Leaving nothing to chance in this open field skirmish, Infiniti’s commanders also sharpened the QX4’s already brutish exterior appearance. The front end features new high- intensity Xenon headlamps and a new grille. And just below, in the new bumper, the forward facing turn signals are now neatly integrated into the fog lamps. Along the sides you’ll find revised body cladding, and at the rear, a new bumper and tail lights.
Inside the QX4, it’s readily apparent the line of thinking was, “If you’re going to do battle, do it in comfort and style.” And there’s plenty of both.
Front seat occupants are treated to plush heated leather buckets, with the driver getting 8- way power adjustments, and the passenger, 4-way. The tilting optional leather and wood-tone steering wheel is mounted with both stereo and cruise controls.

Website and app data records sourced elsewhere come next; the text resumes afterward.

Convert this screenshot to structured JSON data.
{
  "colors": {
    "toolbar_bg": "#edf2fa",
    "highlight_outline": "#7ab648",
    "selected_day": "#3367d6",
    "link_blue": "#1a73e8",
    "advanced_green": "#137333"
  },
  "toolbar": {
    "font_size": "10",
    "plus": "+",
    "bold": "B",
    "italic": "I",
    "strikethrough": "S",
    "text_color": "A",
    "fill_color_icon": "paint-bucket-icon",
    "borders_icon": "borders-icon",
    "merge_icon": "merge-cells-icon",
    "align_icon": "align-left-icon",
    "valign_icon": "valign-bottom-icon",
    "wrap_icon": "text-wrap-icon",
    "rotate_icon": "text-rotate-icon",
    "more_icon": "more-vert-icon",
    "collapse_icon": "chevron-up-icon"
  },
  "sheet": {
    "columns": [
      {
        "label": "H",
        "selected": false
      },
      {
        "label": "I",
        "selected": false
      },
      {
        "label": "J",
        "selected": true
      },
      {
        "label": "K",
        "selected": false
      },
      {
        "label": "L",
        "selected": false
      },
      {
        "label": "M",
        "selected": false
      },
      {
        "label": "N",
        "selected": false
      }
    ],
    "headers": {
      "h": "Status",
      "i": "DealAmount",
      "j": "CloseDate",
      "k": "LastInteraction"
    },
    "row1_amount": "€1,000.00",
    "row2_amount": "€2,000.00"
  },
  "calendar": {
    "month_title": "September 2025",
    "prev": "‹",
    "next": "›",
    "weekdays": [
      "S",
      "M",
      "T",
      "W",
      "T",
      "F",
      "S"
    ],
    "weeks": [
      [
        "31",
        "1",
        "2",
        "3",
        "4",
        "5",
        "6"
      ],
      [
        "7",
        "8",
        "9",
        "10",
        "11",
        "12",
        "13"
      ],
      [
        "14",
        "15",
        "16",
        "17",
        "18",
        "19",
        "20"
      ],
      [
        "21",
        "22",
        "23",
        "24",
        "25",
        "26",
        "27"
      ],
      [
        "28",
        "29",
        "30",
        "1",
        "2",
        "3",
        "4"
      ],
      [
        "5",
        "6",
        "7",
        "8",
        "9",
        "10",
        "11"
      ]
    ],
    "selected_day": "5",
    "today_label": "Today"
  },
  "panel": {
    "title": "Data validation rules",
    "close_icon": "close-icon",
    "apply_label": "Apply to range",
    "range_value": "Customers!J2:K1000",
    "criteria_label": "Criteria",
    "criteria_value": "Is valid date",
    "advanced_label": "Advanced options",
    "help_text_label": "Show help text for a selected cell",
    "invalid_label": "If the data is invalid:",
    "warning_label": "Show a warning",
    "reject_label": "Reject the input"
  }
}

It’s fronted by a new, ergonomically designed IP, and Infiniti’s trademark quartz clock has found a home at the top of the center stack. Also residing there are the functional climate controls with auto setting and a sweet-sounding 150 watt, 6-speaker Bose stereo with a cassette deck and an in-dash 6-disc CD changer. And if the music doesn’t do it, there are splashes of faux Bird’s Eye maple wood accents to brighten the otherwise dark and somber interior.
Passengers in the rear are also graced with theater style heated leather seats with reclining seatbacks. Keep those seat backs in their upright position and you’ll have 38 cubic feet of space for your gear. Fold ‘em flat and you’re looking at a spacious 85 cubic feet.

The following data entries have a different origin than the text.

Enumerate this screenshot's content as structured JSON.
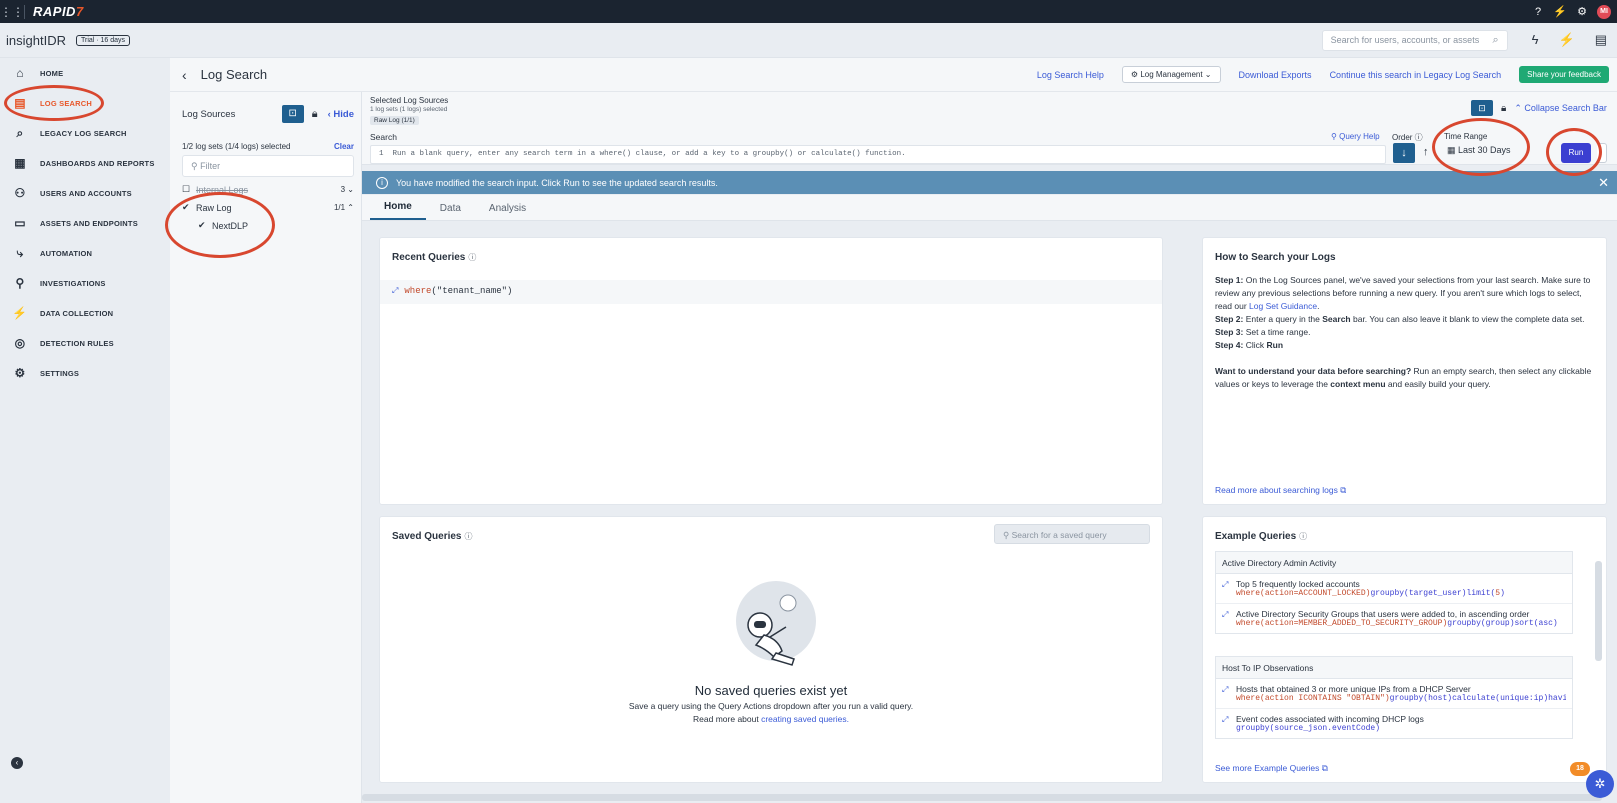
{
  "topbar": {
    "brand_main": "RAPID",
    "brand_accent": "7",
    "icons": [
      "help-icon",
      "plug-icon",
      "gear-icon"
    ],
    "avatar": "MI"
  },
  "subhead": {
    "product": "insightIDR",
    "trial": "Trial · 16 days",
    "search_placeholder": "Search for users, accounts, or assets"
  },
  "nav": {
    "items": [
      {
        "label": "HOME",
        "icon": "⌂"
      },
      {
        "label": "LOG SEARCH",
        "icon": "▤"
      },
      {
        "label": "LEGACY LOG SEARCH",
        "icon": "⌕"
      },
      {
        "label": "DASHBOARDS AND REPORTS",
        "icon": "▦"
      },
      {
        "label": "USERS AND ACCOUNTS",
        "icon": "⚇"
      },
      {
        "label": "ASSETS AND ENDPOINTS",
        "icon": "▭"
      },
      {
        "label": "AUTOMATION",
        "icon": "⤷"
      },
      {
        "label": "INVESTIGATIONS",
        "icon": "⚲"
      },
      {
        "label": "DATA COLLECTION",
        "icon": "⚡"
      },
      {
        "label": "DETECTION RULES",
        "icon": "◎"
      },
      {
        "label": "SETTINGS",
        "icon": "⚙"
      }
    ]
  },
  "page": {
    "title": "Log Search",
    "help": "Log Search Help",
    "log_mgmt": "Log Management",
    "download": "Download Exports",
    "legacy": "Continue this search in Legacy Log Search",
    "feedback": "Share your feedback"
  },
  "sources": {
    "label": "Log Sources",
    "hide": "Hide",
    "count": "1/2 log sets (1/4 logs) selected",
    "clear": "Clear",
    "filter": "Filter",
    "internal": "Internal Logs",
    "internal_count": "3",
    "raw": "Raw Log",
    "raw_count": "1/1",
    "nextdlp": "NextDLP"
  },
  "searchbar": {
    "selected_title": "Selected Log Sources",
    "selected_sub": "1 log sets (1 logs) selected",
    "chip": "Raw Log (1/1)",
    "collapse": "Collapse Search Bar",
    "search_label": "Search",
    "query_help": "Query Help",
    "order": "Order",
    "time_range_label": "Time Range",
    "line_no": "1",
    "placeholder": "Run a blank query, enter any search term in a where() clause, or add a key to a groupby() or calculate() function.",
    "time_range": "Last 30 Days",
    "run": "Run"
  },
  "banner": {
    "text": "You have modified the search input. Click Run to see the updated search results."
  },
  "tabs": [
    "Home",
    "Data",
    "Analysis"
  ],
  "recent": {
    "title": "Recent Queries",
    "q_kw": "where",
    "q_rest": "(\"tenant_name\")"
  },
  "howto": {
    "title": "How to Search your Logs",
    "s1_label": "Step 1:",
    "s1_text": " On the Log Sources panel, we've saved your selections from your last search. Make sure to review any previous selections before running a new query. If you aren't sure which logs to select, read our ",
    "s1_link": "Log Set Guidance",
    "s1_end": ".",
    "s2_label": "Step 2:",
    "s2_a": " Enter a query in the ",
    "s2_b": "Search",
    "s2_c": " bar. You can also leave it blank to view the complete data set.",
    "s3_label": "Step 3:",
    "s3_text": " Set a time range.",
    "s4_label": "Step 4:",
    "s4_a": " Click ",
    "s4_b": "Run",
    "w_bold": "Want to understand your data before searching?",
    "w_a": " Run an empty search, then select any clickable values or keys to leverage the ",
    "w_b": "context menu",
    "w_c": " and easily build your query.",
    "more": "Read more about searching logs"
  },
  "saved": {
    "title": "Saved Queries",
    "search": "Search for a saved query",
    "empty": "No saved queries exist yet",
    "sub1": "Save a query using the Query Actions dropdown after you run a valid query.",
    "sub2": "Read more about ",
    "sub2_link": "creating saved queries."
  },
  "examples": {
    "title": "Example Queries",
    "g1": "Active Directory Admin Activity",
    "e1_desc": "Top 5 frequently locked accounts",
    "e1_a": "where(",
    "e1_b": "action=ACCOUNT_LOCKED",
    "e1_c": ")",
    "e1_d": "groupby(",
    "e1_e": "target_user",
    "e1_f": ")",
    "e1_g": "limit(",
    "e1_h": "5",
    "e1_i": ")",
    "e2_desc": "Active Directory Security Groups that users were added to, in ascending order",
    "e2_a": "where(",
    "e2_b": "action=MEMBER_ADDED_TO_SECURITY_GROUP",
    "e2_c": ")",
    "e2_d": "groupby(",
    "e2_e": "group",
    "e2_f": ")",
    "e2_g": "sort(",
    "e2_h": "asc",
    "e2_i": ")",
    "g2": "Host To IP Observations",
    "e3_desc": "Hosts that obtained 3 or more unique IPs from a DHCP Server",
    "e3_a": "where(",
    "e3_b": "action ICONTAINS \"OBTAIN\"",
    "e3_c": ")",
    "e3_d": "groupby(",
    "e3_e": "host",
    "e3_f": ")",
    "e3_g": "calculate(",
    "e3_h": "unique:ip",
    "e3_i": ")havi…",
    "e4_desc": "Event codes associated with incoming DHCP logs",
    "e4_a": "groupby(",
    "e4_b": "source_json.eventCode",
    "e4_c": ")",
    "more": "See more Example Queries"
  },
  "badge": "18"
}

But don’t let all this luxury fool you. The QX4 is still one tough soldier. Like the Pathfinder, the QX4 uses MonoFrame construction, a hybrid of unibody and body-on-frame design, providing a solid platform.
And the All-Mode 4X4 system, with four options to choose from, is prepared to handle any conditions, on-road or off. Select the All-Mode position and the QX4 runs in rear-wheel drive until wheel slippage is detected. At that point torque is sent to the front wheels on demand, as much as 50 percent. Four High and Low ranges split and lock in torque in a 50/50 ratio. And it’s all done by way of a dash switch.
4X4s can also be had with an optional limited-slip rear differential. But those not interested in the rough stuff can, for the first time, get their QX4 with just rear-wheel drive.
Holding the driveline in place is an independent strut suspension under the front and a 5- link coil-spring assembly in the rear. And if the QX4 has an Achilles’ heel, it’s the ride quality produced by this suspension. Uneven back roads produced a fair amount of annoying body jiggle, while out on the highway the ride tended to be somewhat choppy.
But in no way does that compromise the QX4’s handling characteristics. Our testers were impressed with how well it handled our low speed slalom exercise. Turn ins are right on the money, with a surprising lack of understeer. Side to side transitions are smooth and balanced. The engine-speed-sensitive steering was light and manageable, more responsive than the Pathfinder we tested earlier.
Braking also received high marks as the ABS-controlled disc-drum system brought us down from 60 in a straight and stable 121 feet.
When it comes to pricing, the QX4 shares equal footing with many of its competitors. Base price on the 4X2 is $34,725, while the 4X4 starts at $36,125.
For that price the 2001 Infiniti QX4 is quite the well-equipped foot soldier. A short list of options like a Navigation System and Infiniti Communicator, an On-Star-like response system, makes it even more capable of sending its lesser rivals into full retreat. So when it comes to entering the sport-ute fray, the Infiniti QX4 is one buddy we don’t mind sharing a foxhole, or a pothole, with.
- Engine: 3.5 Liter Dohc 24-valve V-6
- Horsepower: 240
- Torque: 265 Lb Feet
- 0-60 MPH: 8.7 Seconds
- 1/4 Mile: 16.5 Seconds @ 83 MPH
- 60-0 MPH: 121 Feet